Five Departments Work Together To Fight Turley Grass Fire
Wednesday, January 28th 2015, 10:08 PM CST
In fact, some people found out about the fire as they were driving home because they saw the smoke, followed by the flames.
Five fire departments were called to help get the fire under control.
Turley, an all-volunteer department, was working another brush fire when this one was called in. The biggest concern for it was how close the fire came to nearby homes.
Thick clouds of black smoke engulfed the sky just north of Tulsa in Turley.

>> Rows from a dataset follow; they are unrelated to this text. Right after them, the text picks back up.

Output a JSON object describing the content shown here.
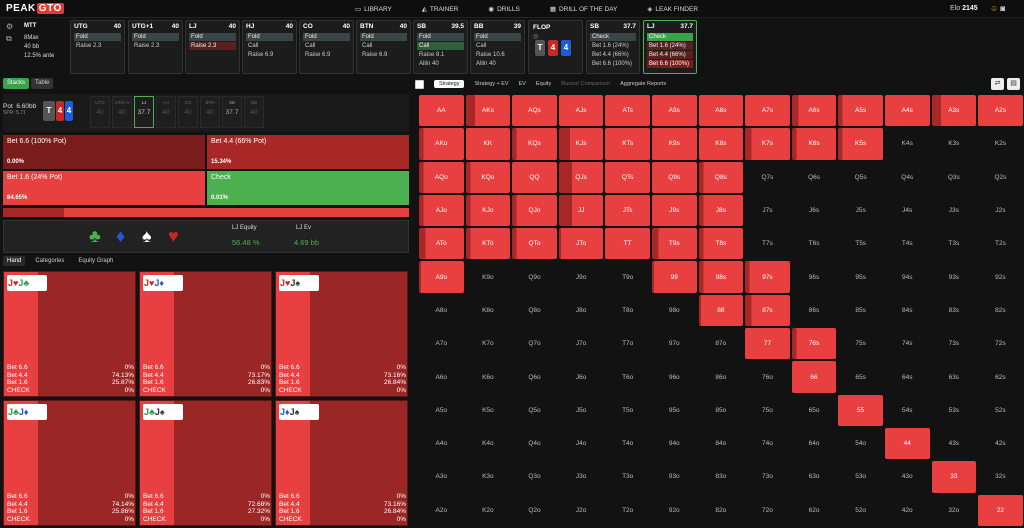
{
  "brand": {
    "logo_a": "PEAK",
    "logo_b": "GTO"
  },
  "nav": [
    "LIBRARY",
    "TRAINER",
    "DRILLS",
    "DRILL OF THE DAY",
    "LEAK FINDER"
  ],
  "elo": {
    "label": "Elo",
    "value": "2145"
  },
  "game": {
    "type": "MTT",
    "max": "8Max",
    "stack": "40 bb",
    "ante": "12.5% ante"
  },
  "seats": [
    {
      "pos": "UTG",
      "stack": "40",
      "actions": [
        "Fold",
        "Raise 2.3"
      ]
    },
    {
      "pos": "UTG+1",
      "stack": "40",
      "actions": [
        "Fold",
        "Raise 2.3"
      ]
    },
    {
      "pos": "LJ",
      "stack": "40",
      "actions": [
        "Fold",
        "Raise 2.3"
      ]
    },
    {
      "pos": "HJ",
      "stack": "40",
      "actions": [
        "Fold",
        "Call",
        "Raise 6.9"
      ]
    },
    {
      "pos": "CO",
      "stack": "40",
      "actions": [
        "Fold",
        "Call",
        "Raise 6.9"
      ]
    },
    {
      "pos": "BTN",
      "stack": "40",
      "actions": [
        "Fold",
        "Call",
        "Raise 6.9"
      ]
    },
    {
      "pos": "SB",
      "stack": "39.5",
      "actions": [
        "Fold",
        "Call",
        "Raise 8.1",
        "Allin 40"
      ]
    },
    {
      "pos": "BB",
      "stack": "39",
      "actions": [
        "Fold",
        "Call",
        "Raise 10.6",
        "Allin 40"
      ]
    }
  ],
  "flop": {
    "label": "FLOP",
    "cards": [
      "T",
      "4",
      "4"
    ]
  },
  "sb_post": {
    "pos": "SB",
    "stack": "37.7",
    "actions": [
      "Check",
      "Bet 1.6 (24%)",
      "Bet 4.4 (66%)",
      "Bet 6.6 (100%)"
    ]
  },
  "lj_post": {
    "pos": "LJ",
    "stack": "37.7",
    "actions": [
      "Check",
      "Bet 1.6 (24%)",
      "Bet 4.4 (66%)",
      "Bet 6.6 (100%)"
    ]
  },
  "toggle": {
    "stacks": "Stacks",
    "table": "Table"
  },
  "pot": {
    "label": "Pot",
    "value": "6.60bb",
    "spr": "SPR: 5.71"
  },
  "mini_seats": [
    {
      "pos": "UTG",
      "val": "40"
    },
    {
      "pos": "UTG+1",
      "val": "40"
    },
    {
      "pos": "LJ",
      "val": "37.7"
    },
    {
      "pos": "HJ",
      "val": "40"
    },
    {
      "pos": "CO",
      "val": "40"
    },
    {
      "pos": "BTN",
      "val": "40"
    },
    {
      "pos": "SB",
      "val": "37.7"
    },
    {
      "pos": "BB",
      "val": "40"
    }
  ],
  "strategy": {
    "bet66": {
      "label": "Bet 6.6 (100% Pot)",
      "pct": "0.00%"
    },
    "bet44": {
      "label": "Bet 4.4 (66% Pot)",
      "pct": "15.34%"
    },
    "bet16": {
      "label": "Bet 1.6 (24% Pot)",
      "pct": "84.65%"
    },
    "check": {
      "label": "Check",
      "pct": "0.01%"
    }
  },
  "equity": {
    "eq_label": "LJ Equity",
    "eq_value": "56.48 %",
    "ev_label": "LJ Ev",
    "ev_value": "4.69 bb"
  },
  "hand_tabs": [
    "Hand",
    "Categories",
    "Equity Graph"
  ],
  "hand_cards": [
    {
      "c1": "J",
      "s1": "heart",
      "c2": "J",
      "s2": "club",
      "rows": [
        [
          "Bet 6.6",
          "0%"
        ],
        [
          "Bet 4.4",
          "74.13%"
        ],
        [
          "Bet 1.6",
          "25.87%"
        ],
        [
          "CHECK",
          "0%"
        ]
      ]
    },
    {
      "c1": "J",
      "s1": "heart",
      "c2": "J",
      "s2": "diamond",
      "rows": [
        [
          "Bet 6.6",
          "0%"
        ],
        [
          "Bet 4.4",
          "73.17%"
        ],
        [
          "Bet 1.6",
          "26.83%"
        ],
        [
          "CHECK",
          "0%"
        ]
      ]
    },
    {
      "c1": "J",
      "s1": "heart",
      "c2": "J",
      "s2": "spade",
      "rows": [
        [
          "Bet 6.6",
          "0%"
        ],
        [
          "Bet 4.4",
          "73.16%"
        ],
        [
          "Bet 1.6",
          "26.84%"
        ],
        [
          "CHECK",
          "0%"
        ]
      ]
    },
    {
      "c1": "J",
      "s1": "club",
      "c2": "J",
      "s2": "diamond",
      "rows": [
        [
          "Bet 6.6",
          "0%"
        ],
        [
          "Bet 4.4",
          "74.14%"
        ],
        [
          "Bet 1.6",
          "25.86%"
        ],
        [
          "CHECK",
          "0%"
        ]
      ]
    },
    {
      "c1": "J",
      "s1": "club",
      "c2": "J",
      "s2": "spade",
      "rows": [
        [
          "Bet 6.6",
          "0%"
        ],
        [
          "Bet 4.4",
          "72.68%"
        ],
        [
          "Bet 1.6",
          "27.32%"
        ],
        [
          "CHECK",
          "0%"
        ]
      ]
    },
    {
      "c1": "J",
      "s1": "diamond",
      "c2": "J",
      "s2": "spade",
      "rows": [
        [
          "Bet 6.6",
          "0%"
        ],
        [
          "Bet 4.4",
          "73.16%"
        ],
        [
          "Bet 1.6",
          "26.84%"
        ],
        [
          "CHECK",
          "0%"
        ]
      ]
    }
  ],
  "right_tabs": [
    "Strategy",
    "Strategy + EV",
    "EV",
    "Equity",
    "Runout Comparison",
    "Aggregate Reports"
  ],
  "matrix": [
    [
      "AA",
      "AKs",
      "AQs",
      "AJs",
      "ATs",
      "A9s",
      "A8s",
      "A7s",
      "A6s",
      "A5s",
      "A4s",
      "A3s",
      "A2s"
    ],
    [
      "AKo",
      "KK",
      "KQs",
      "KJs",
      "KTs",
      "K9s",
      "K8s",
      "K7s",
      "K6s",
      "K5s",
      "K4s",
      "K3s",
      "K2s"
    ],
    [
      "AQo",
      "KQo",
      "QQ",
      "QJs",
      "QTs",
      "Q9s",
      "Q8s",
      "Q7s",
      "Q6s",
      "Q5s",
      "Q4s",
      "Q3s",
      "Q2s"
    ],
    [
      "AJo",
      "KJo",
      "QJo",
      "JJ",
      "JTs",
      "J9s",
      "J8s",
      "J7s",
      "J6s",
      "J5s",
      "J4s",
      "J3s",
      "J2s"
    ],
    [
      "ATo",
      "KTo",
      "QTo",
      "JTo",
      "TT",
      "T9s",
      "T8s",
      "T7s",
      "T6s",
      "T5s",
      "T4s",
      "T3s",
      "T2s"
    ],
    [
      "A9o",
      "K9o",
      "Q9o",
      "J9o",
      "T9o",
      "99",
      "98s",
      "97s",
      "96s",
      "95s",
      "94s",
      "93s",
      "92s"
    ],
    [
      "A8o",
      "K8o",
      "Q8o",
      "J8o",
      "T8o",
      "98o",
      "88",
      "87s",
      "86s",
      "85s",
      "84s",
      "83s",
      "82s"
    ],
    [
      "A7o",
      "K7o",
      "Q7o",
      "J7o",
      "T7o",
      "97o",
      "87o",
      "77",
      "76s",
      "75s",
      "74s",
      "73s",
      "72s"
    ],
    [
      "A6o",
      "K6o",
      "Q6o",
      "J6o",
      "T6o",
      "96o",
      "86o",
      "76o",
      "66",
      "65s",
      "64s",
      "63s",
      "62s"
    ],
    [
      "A5o",
      "K5o",
      "Q5o",
      "J5o",
      "T5o",
      "95o",
      "85o",
      "75o",
      "65o",
      "55",
      "54s",
      "53s",
      "52s"
    ],
    [
      "A4o",
      "K4o",
      "Q4o",
      "J4o",
      "T4o",
      "94o",
      "84o",
      "74o",
      "64o",
      "54o",
      "44",
      "43s",
      "42s"
    ],
    [
      "A3o",
      "K3o",
      "Q3o",
      "J3o",
      "T3o",
      "93o",
      "83o",
      "73o",
      "63o",
      "53o",
      "43o",
      "33",
      "32s"
    ],
    [
      "A2o",
      "K2o",
      "Q2o",
      "J2o",
      "T2o",
      "92o",
      "82o",
      "72o",
      "62o",
      "52o",
      "42o",
      "32o",
      "22"
    ]
  ],
  "colors": {
    "bet_big": "#7a1c1c",
    "bet_mid": "#a82828",
    "bet_small": "#e84040",
    "check": "#4caf50",
    "bg": "#121212"
  }
}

"We was coming down Highway 75 when we saw it, but you could see it way out toward the traffic circle, way out that way. I told Donnie, ‘That looks pretty close to our place,'" said neighbor John Lewis.
He and his brother work on cars just across the street from the where the fire burned close to 160 acres.
"When we come down the street here it was really a shock because it was that close," Lewis said.
Firefighters from Turley, Tulsa, Black Dog, Limestone and the Oklahoma National Guard worked against high winds as they battled the flames all afternoon.
It was a fight that challenged all five departments that worked together to bring down the flames from burning tires, cars, trash and brush.
Turley Fire Chief, Keith Ross said, "Everything you can think of kind of fire. It was all mixed together. It started in the northwest corner, kind of in a secluded wooded area, and with the wind, quickly escaped."
The fire jumped to other properties and got a little too close for comfort to some homeowners.
"Well we had a water hose out there watering it down as much as we could, putting it out," Lewis said.
It was a personal fire for volunteer crews as well.
"One of my firefighters grandparents live close by and several of my church members live close by, so it's always personal you know, these fires can take your own home," said Ross.
That's something Lewis and firefighters were glad didn't happen.
Firefighters finished putting out hot spots around 6:30 Wednesday evening.
As of right now, Tulsa Fire Captain Stan May said the state fire marshal will help with the investigation into how the fire started.